Denmark's newly elected government is boasting that wind energy will meet half of the country's electricity demand by 2020. Last year, however, was unremarkable for Denmark's wind-energy sector. Instead of the projected 200-250MW additional capacity, 178MW was added and 56MW was decommissioned.
"I would call 2011 a year of waiting," says Jan Hylleberg, chief executive of the Danish Wind Energy Association. A decision on the new energy act had been expected but never came, leaving the sector somewhat in limbo, Hylleberg complains.
However, the new Danish government has confirmed its commitment to the country's long-term renewable-energy and CO2 emissions targets. The CO2 reduction target has in fact risen from 30 to 40%. And wind power is meant to play a major role in the country's goal to phase out fossil fuels entirely by 2050. Today, 28% of Denmark's gross electricity consumption comes from wind. The 50% wind target by 2020, according to Hylleberg, means an extra 500MW onshore over the next ten years, in addition to the approved offshore developments.

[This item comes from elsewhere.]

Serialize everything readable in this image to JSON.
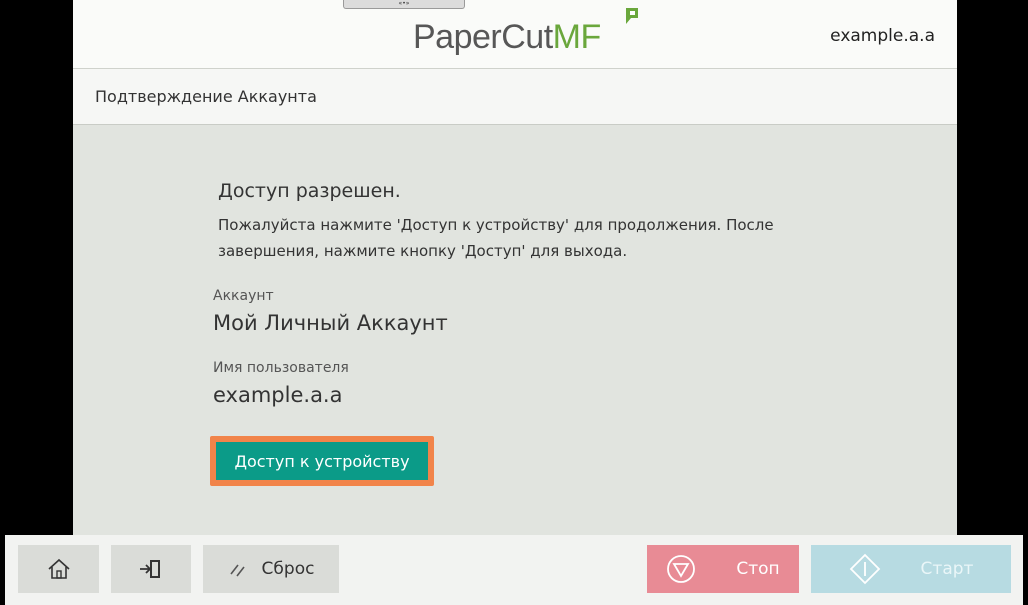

The eurozone crisis also played a role in slowing down last year's wind development. Danish wind exports - and the profits of the country's large companies such as Vestas - both suffered. "The European market is developing too slowly," says Hylleberg. "We need to see more investments in the European grid if we want our wind-energy sector to grow."
On a positive note, 2011 saw a new source of financing - pension funds - being injected into Danish offshore wind projects. Two of the country's biggest pension funds, PensionDanmark and PKA, have invested in the 400MW Anholt wind farm, Denmark's largest offshore project, which is expected to come online by 2013. "This trend just started in 2011 and gives us hope for future financing," adds Hylleberg.